Structuring a Partnership Without Partnering – Q&A Series

I coach entrepreneurs and small business owners on how to structure their businesses every week. Todays question from Erick is one I get often:



The 5 D’s are death, disaster, disability, divorce and disagreement but I’ve got a 6th. Don’t. Don’t do it. Don’t even think about it. Business partnerships don’t work and today’s Q&A Series video explains why.


Question: What are your creative ways of incentivizing non-partners?



Walk through your challenges with one of our coaches for FREE and see the difference a shift in mindset can make. 


Get more out of your business, your team, and yourself than you thought possible. Sign up to get free leadership tips and advice today.

Check Our Podcast


Sign up for weekly curated insights and frameworks from coaches, leaders, and business owners that help you take your business to the next level.

Posted in

Meet Chris LoCurto


Chris has a heart for changing lives by helping people discover the life and business they really want.

Decades of personal and leadership development experience, as well as running multi-million dollar businesses, has made him an expert in life and business coaching. personality types, and communication styles.

Growing up in a small logging town near Lake Tahoe, California, Chris learned a strong work ethic at home from his full-time working mom. He began his leadership and training career in the corporate world, starting but at E'TRADE.

8 thoughts on “Structuring a Partnership Without Partnering – Q&A Series”

  1. Any advice on the best way to get out of a partnership while still keeping everything running smoothly. One partner is currently (but not officially) the one making the final decisions, but roles may need to be reversed in order to keep peace.

    1. @thatothermatt, You might try the old “one-cuts-the-other-chooses” approach kids use to split cake or candy bars. Have one partner draft a buy-out agreement and the other partner choose if he wants to be the buyer or the seller. To take Chris’ approach (which is awesome!), have the buy-out include how the seller will be compensated like a partner after the transaction. Good luck!

  2. This is a great answer to a commonly asked question, but it is often only answered by simply saying, “Don’t do it.” Thank you for explaining how to get the same effect without the downside risk. Thanks for all the great information you continue to provide.

  3. Hey Chris,

    Prior to this video, I completely disagreed with you on this and would cite hundreds of examples of where it worked.

    So my question involves getting very specific about compensation.

    This actually might be relevant soon, which is why I ask.

    Let’s say we have persons A and B. They want to go 50/50.

    They decide A will be the 100% shareholder but B has a contract to make an amount equal to that of A for the duration of his employment with A. There is also a fair exit package based on time with the company and value of the company, etc.
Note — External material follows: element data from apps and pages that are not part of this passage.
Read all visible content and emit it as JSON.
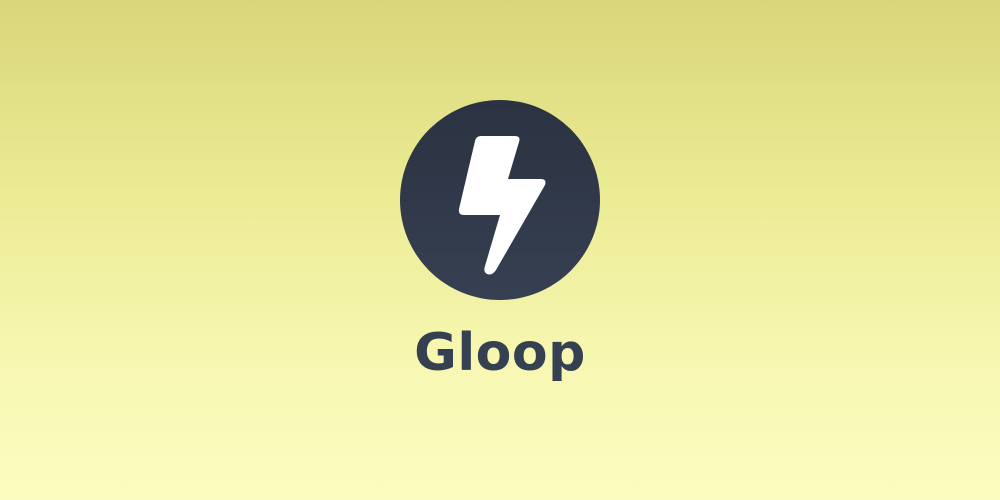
{
  "app": {
    "name": "Gloop",
    "logo_icon": "lightning-bolt-icon"
  },
  "colors": {
    "background_top": "#d9d67a",
    "background_bottom": "#fbfcbf",
    "logo_circle": "#2f3747",
    "logo_bolt": "#ffffff",
    "name_text": "#354051"
  }
}
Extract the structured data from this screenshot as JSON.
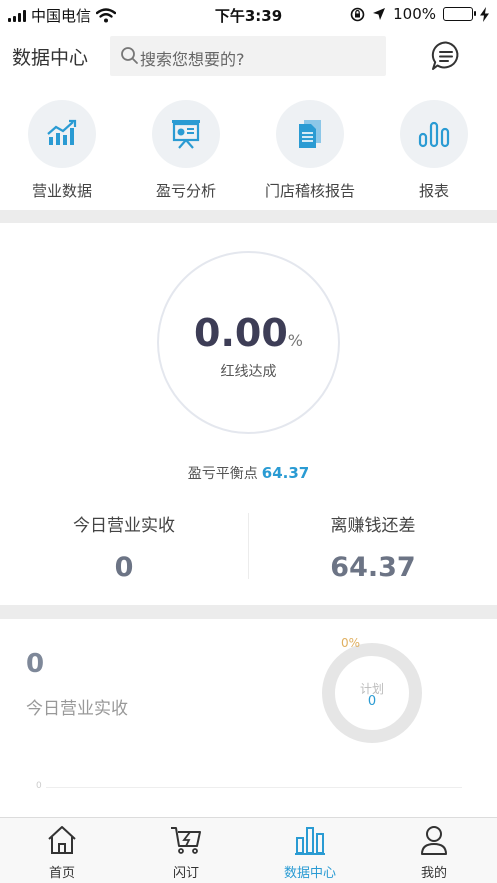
{
  "status_bar": {
    "carrier": "中国电信",
    "time": "下午3:39",
    "battery": "100%"
  },
  "header": {
    "title": "数据中心",
    "search_placeholder": "搜索您想要的?"
  },
  "quick_actions": [
    {
      "label": "营业数据",
      "icon": "trend-chart-icon"
    },
    {
      "label": "盈亏分析",
      "icon": "presentation-board-icon"
    },
    {
      "label": "门店稽核报告",
      "icon": "document-icon"
    },
    {
      "label": "报表",
      "icon": "bar-report-icon"
    }
  ],
  "kpi": {
    "percent_value": "0.00",
    "percent_unit": "%",
    "percent_label": "红线达成",
    "breakeven_label": "盈亏平衡点",
    "breakeven_value": "64.37",
    "left_label": "今日营业实收",
    "left_value": "0",
    "right_label": "离赚钱还差",
    "right_value": "64.37"
  },
  "revenue_panel": {
    "value": "0",
    "label": "今日营业实收",
    "ring_percent": "0%",
    "ring_label": "计划",
    "ring_value": "0",
    "axis_mark": "0"
  },
  "tabs": [
    {
      "label": "首页",
      "icon": "home-icon"
    },
    {
      "label": "闪订",
      "icon": "flash-cart-icon"
    },
    {
      "label": "数据中心",
      "icon": "bar-chart-icon"
    },
    {
      "label": "我的",
      "icon": "user-icon"
    }
  ],
  "colors": {
    "accent": "#2a9bd3",
    "separator": "#ececec",
    "ring_percent": "#e0b060"
  }
}
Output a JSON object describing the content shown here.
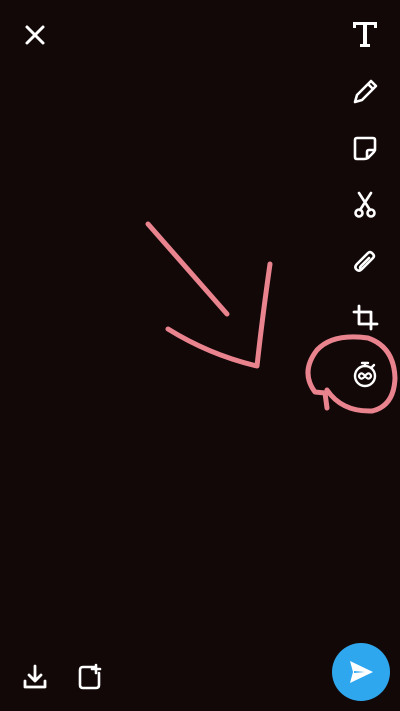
{
  "toolbar": {
    "close_icon": "close-icon",
    "tools": [
      "text-tool-icon",
      "pencil-icon",
      "sticker-icon",
      "scissors-icon",
      "paperclip-icon",
      "crop-icon",
      "timer-infinity-icon"
    ]
  },
  "bottom_bar": {
    "download_icon": "download-icon",
    "add_story_icon": "add-story-icon",
    "send_icon": "send-icon"
  },
  "colors": {
    "background": "#130808",
    "annotation": "#e9838e",
    "send_button": "#2ea7ef",
    "icon": "#ffffff"
  }
}
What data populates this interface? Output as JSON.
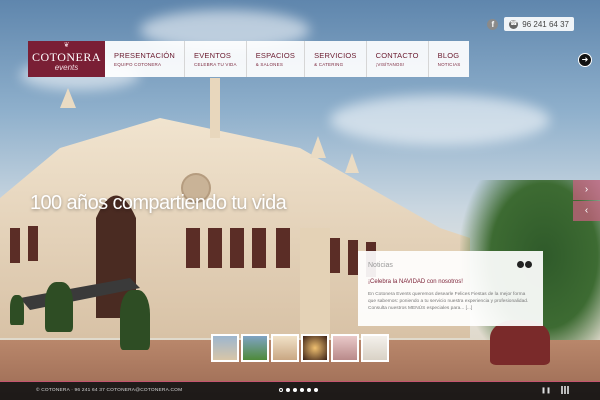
{
  "header": {
    "facebook_icon": "facebook-icon",
    "phone_icon": "phone-icon",
    "phone_number": "96 241 64 37"
  },
  "logo": {
    "mark": "❦",
    "name": "COTONERA",
    "sub": "events"
  },
  "nav": {
    "items": [
      {
        "title": "PRESENTACIÓN",
        "sub": "EQUIPO COTONERA"
      },
      {
        "title": "EVENTOS",
        "sub": "CELEBRA TU VIDA"
      },
      {
        "title": "ESPACIOS",
        "sub": "& SALONES"
      },
      {
        "title": "SERVICIOS",
        "sub": "& CATERING"
      },
      {
        "title": "CONTACTO",
        "sub": "¡VISÍTANOS!"
      },
      {
        "title": "BLOG",
        "sub": "NOTICIAS"
      }
    ]
  },
  "slider": {
    "headline": "100 años compartiendo tu vida",
    "next_icon": "chevron-right-icon",
    "prev_icon": "chevron-left-icon",
    "thumbnail_count": 6
  },
  "news": {
    "label": "Noticias",
    "title": "¡Celebra la NAVIDAD con nosotros!",
    "body": "En Cotonera Events queremos desearle Felices Fiestas de la mejor forma que sabemos: poniendo a tu servicio nuestra experiencia y profesionalidad. Consulta nuestros MENÚS especiales para... [...]"
  },
  "footer": {
    "text": "© COTONERA · 96 241 64 37 COTONERA@COTONERA.COM",
    "pause_icon": "pause-icon",
    "grid_icon": "grid-icon"
  },
  "colors": {
    "brand": "#7a1f35",
    "accent": "#c4546f"
  }
}
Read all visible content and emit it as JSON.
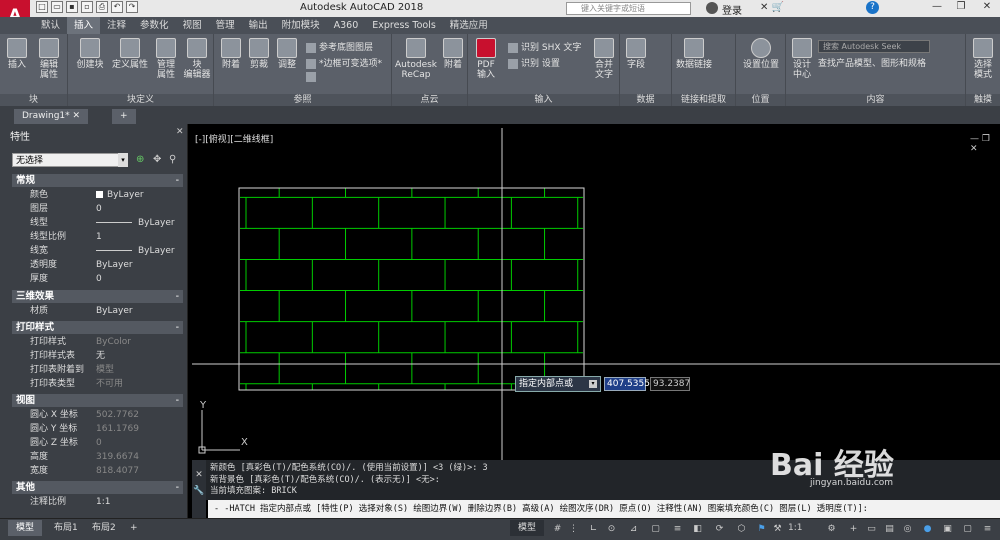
{
  "app": {
    "logo": "A",
    "title": "Autodesk AutoCAD 2018",
    "search_placeholder": "键入关键字或短语",
    "login": "登录"
  },
  "ribbon_tabs": [
    "默认",
    "插入",
    "注释",
    "参数化",
    "视图",
    "管理",
    "输出",
    "附加模块",
    "A360",
    "Express Tools",
    "精选应用"
  ],
  "ribbon": {
    "block_group": "块",
    "insert": "插入",
    "edit_attr": "编辑\n属性",
    "blockdef_group": "块定义",
    "create_block": "创建块",
    "define_attr": "定义属性",
    "manage_attr": "管理\n属性",
    "block_editor": "块\n编辑器",
    "reference_group": "参照",
    "attach": "附着",
    "clip": "剪裁",
    "adjust": "调整",
    "ref_underlay_layers": "参考底图图层",
    "frame_variable": "*边框可变选项*",
    "pointcloud_group": "点云",
    "recap": "Autodesk\nReCap",
    "attach2": "附着",
    "import_group": "输入",
    "pdf_import": "PDF\n输入",
    "recognize_shx": "识别 SHX 文字",
    "recognize_settings": "识别 设置",
    "merge_text": "合并\n文字",
    "data_group": "数据",
    "field": "字段",
    "link_group": "链接和提取",
    "data_link": "数据链接",
    "location_group": "位置",
    "set_location": "设置位置",
    "content_group": "内容",
    "design_center": "设计\n中心",
    "seek_placeholder": "搜索 Autodesk Seek",
    "seek_desc": "查找产品模型、图形和规格",
    "touch_group": "触摸",
    "select_mode": "选择\n模式"
  },
  "doc_tab": "Drawing1*",
  "properties": {
    "title": "特性",
    "selection": "无选择",
    "sections": {
      "general": "常规",
      "threed": "三维效果",
      "plot": "打印样式",
      "view": "视图",
      "misc": "其他"
    },
    "rows": {
      "color_k": "颜色",
      "color_v": "ByLayer",
      "layer_k": "图层",
      "layer_v": "0",
      "linetype_k": "线型",
      "linetype_v": "ByLayer",
      "ltscale_k": "线型比例",
      "ltscale_v": "1",
      "lineweight_k": "线宽",
      "lineweight_v": "ByLayer",
      "transparency_k": "透明度",
      "transparency_v": "ByLayer",
      "thickness_k": "厚度",
      "thickness_v": "0",
      "material_k": "材质",
      "material_v": "ByLayer",
      "plotstyle_k": "打印样式",
      "plotstyle_v": "ByColor",
      "plottable_k": "打印样式表",
      "plottable_v": "无",
      "plotattach_k": "打印表附着到",
      "plotattach_v": "模型",
      "plottype_k": "打印表类型",
      "plottype_v": "不可用",
      "cx_k": "圆心 X 坐标",
      "cx_v": "502.7762",
      "cy_k": "圆心 Y 坐标",
      "cy_v": "161.1769",
      "cz_k": "圆心 Z 坐标",
      "cz_v": "0",
      "height_k": "高度",
      "height_v": "319.6674",
      "width_k": "宽度",
      "width_v": "818.4077",
      "annoscale_k": "注释比例",
      "annoscale_v": "1:1"
    }
  },
  "viewport": {
    "label": "[-][俯视][二维线框]",
    "prompt": "指定内部点或",
    "coord_x": "407.5355",
    "coord_y": "93.2387",
    "ucs_x": "X",
    "ucs_y": "Y"
  },
  "hatch": {
    "color": "#00cc00",
    "rows": 6,
    "cols": 5
  },
  "command": {
    "line1": "新颜色 [真彩色(T)/配色系统(CO)/. (使用当前设置)] <3 (绿)>: 3",
    "line2": "新背景色 [真彩色(T)/配色系统(CO)/. (表示无)] <无>:",
    "line3": "当前填充图案:  BRICK",
    "input": "- -HATCH 指定内部点或 [特性(P) 选择对象(S) 绘图边界(W) 删除边界(B) 高级(A) 绘图次序(DR) 原点(O) 注释性(AN) 图案填充颜色(C) 图层(L) 透明度(T)]:"
  },
  "status": {
    "layout_model": "模型",
    "layout1": "布局1",
    "layout2": "布局2",
    "model_btn": "模型",
    "scale": "1:1"
  },
  "watermark": {
    "brand": "Bai 经验",
    "url": "jingyan.baidu.com"
  }
}
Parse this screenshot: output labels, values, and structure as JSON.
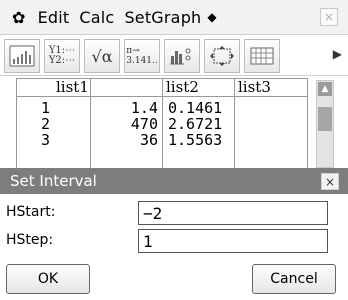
{
  "menubar": {
    "gear_icon": "gear-icon",
    "items": [
      "Edit",
      "Calc",
      "SetGraph"
    ],
    "more_marker": "◆",
    "close_symbol": "×"
  },
  "toolbar": {
    "buttons": [
      {
        "icon": "graph-window-icon"
      },
      {
        "icon": "list-editor-y-icon",
        "text": "Y1:\nY2:"
      },
      {
        "icon": "sqrt-alpha-icon",
        "text": "√α"
      },
      {
        "icon": "pi-decimal-icon",
        "text": "π→ 3.141.."
      },
      {
        "icon": "stat-graph-icon"
      },
      {
        "icon": "resize-window-icon"
      },
      {
        "icon": "keyboard-grid-icon"
      }
    ],
    "next_arrow": "▶"
  },
  "table": {
    "headers": [
      "list1",
      "list2",
      "list3"
    ],
    "rows": [
      {
        "num": "1",
        "list1": "1.4",
        "list2": "0.1461",
        "list3": ""
      },
      {
        "num": "2",
        "list1": "470",
        "list2": "2.6721",
        "list3": ""
      },
      {
        "num": "3",
        "list1": "36",
        "list2": "1.5563",
        "list3": ""
      }
    ]
  },
  "dialog": {
    "title": "Set Interval",
    "close_symbol": "×",
    "fields": [
      {
        "label": "HStart:",
        "value": "−2"
      },
      {
        "label": "HStep:",
        "value": "1"
      }
    ],
    "ok_label": "OK",
    "cancel_label": "Cancel"
  }
}
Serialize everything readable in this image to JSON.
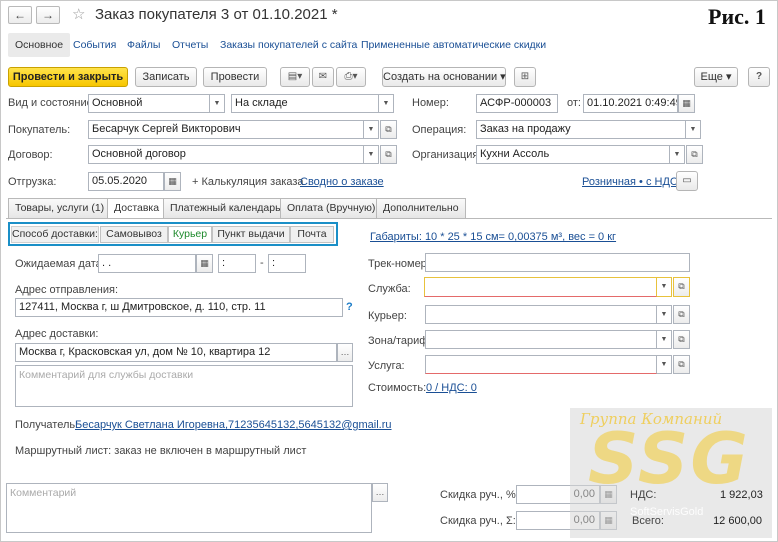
{
  "window": {
    "back_icon": "←",
    "forward_icon": "→",
    "star_icon": "☆",
    "title": "Заказ покупателя 3 от 01.10.2021 *",
    "figure_label": "Рис. 1"
  },
  "top_tabs": [
    "Основное",
    "События",
    "Файлы",
    "Отчеты",
    "Заказы покупателей с сайта",
    "Примененные автоматические скидки"
  ],
  "toolbar": {
    "post_close": "Провести и закрыть",
    "save": "Записать",
    "post": "Провести",
    "create_based": "Создать на основании",
    "more": "Еще"
  },
  "header": {
    "kind_label": "Вид и состояние:",
    "kind_value": "Основной",
    "state_value": "На складе",
    "number_label": "Номер:",
    "number_value": "АСФР-000003",
    "date_from_label": "от:",
    "date_value": "01.10.2021  0:49:49",
    "buyer_label": "Покупатель:",
    "buyer_value": "Бесарчук Сергей Викторович",
    "operation_label": "Операция:",
    "operation_value": "Заказ на продажу",
    "contract_label": "Договор:",
    "contract_value": "Основной договор",
    "org_label": "Организация:",
    "org_value": "Кухни Ассоль",
    "shipment_label": "Отгрузка:",
    "shipment_date": "05.05.2020",
    "calc_link": "+ Калькуляция заказа",
    "summary_link": "Сводно о заказе",
    "price_link": "Розничная • с НДС"
  },
  "doc_tabs": [
    "Товары, услуги (1)",
    "Доставка",
    "Платежный календарь",
    "Оплата (Вручную)",
    "Дополнительно"
  ],
  "delivery": {
    "method_label": "Способ доставки:",
    "methods": [
      "Самовывоз",
      "Курьер",
      "Пункт выдачи",
      "Почта"
    ],
    "selected_method": "Курьер",
    "dimensions_link": "Габариты: 10 * 25 * 15 см= 0,00375 м³, вес = 0 кг",
    "expected_date_label": "Ожидаемая дата:",
    "expected_date_value": ". .",
    "time_from": ":",
    "time_dash": "-",
    "time_to": ":",
    "from_address_label": "Адрес отправления:",
    "from_address_value": "127411, Москва г, ш Дмитровское, д. 110, стр. 11",
    "help_mark": "?",
    "to_address_label": "Адрес доставки:",
    "to_address_value": "Москва г, Красковская ул, дом № 10, квартира 12",
    "comment_placeholder": "Комментарий для службы доставки",
    "recipient_label": "Получатель:",
    "recipient_value": "Бесарчук Светлана Игоревна,71235645132,5645132@gmail.ru",
    "route_text": "Маршрутный лист: заказ не включен в маршрутный лист",
    "track_label": "Трек-номер:",
    "service_label": "Служба:",
    "courier_label": "Курьер:",
    "zone_label": "Зона/тариф:",
    "svc_label": "Услуга:",
    "cost_label": "Стоимость:",
    "cost_value": "0 / НДС: 0"
  },
  "footer": {
    "comment_placeholder": "Комментарий",
    "discount_pct_label": "Скидка руч., %:",
    "discount_pct_value": "0,00",
    "discount_sum_label": "Скидка руч., Σ:",
    "discount_sum_value": "0,00",
    "vat_label": "НДС:",
    "vat_value": "1 922,03",
    "total_label": "Всего:",
    "total_value": "12 600,00"
  },
  "watermark": {
    "top": "Группа Компаний",
    "big": "SSG",
    "bottom": "SoftServisGold"
  },
  "colors": {
    "primary_button": "#f7c600",
    "link": "#1a4f95",
    "highlight_box": "#1a8fc7",
    "selected_method": "#1f8a2d"
  }
}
    As the owner, A gets paid a salary, but also takes dividends.

    Let’s say the salary is $100,000 and the dividends are $50,000. Total compensation is $50,000.

    However, dividends are taxed differently.

    So my question is, how do you address that? Do you just write it up so that the net income for both ends up equal?

    Thanks Chris!

  4. Would you say “don’t” in traditional partnership industries, such as a legal practice or architectural firm? In most of those cases, though, there IS a majority shareholder (ultimate decision-maker). How would they implement that seismic of a shift of culture?

  5. I generally agree that a partnership is to be avoided in principle. They rarely work out as expected, but I think it’s due in large part to poor planning.

    The strategy of paying someone “as if” they were a partner is not the same as being partner. It may placate them or satisfy them temporarily, but a partnership without ownership is not a partnership.

    The biggest problem in a 50-50 partnership comes if there is a disagreement. There is no way to avoid deadlock. Strategies to avoid this are numerous. One way is for each partner to take a year as a 51% partner and then alternate back. This keeps things headed toward consensus but there is a built in tie breaker should things get dicey. Another way is to have three partners. The odd partner could be a 1/3 partner or even a 1% partner. Just a way to break deadlocks.

    You didn’t explicitly say it, but partnerships should never be actual partnerships, they should be corporations or LLCs.

    The last business I had was a 50-50 ownership company and true to form, it didn’t work out – our values were just too different.

    I’m agreeing with your principle of “don’t do it”, but for those that insist, (and it can work in rare cases), always start at the end – what do we do WHEN this partnership breaks up. Incorporate that into the founding documents and hope for the best! Then at least there’s a fighting chance.

Leave a Comment

Your email address will not be published. Required fields are marked *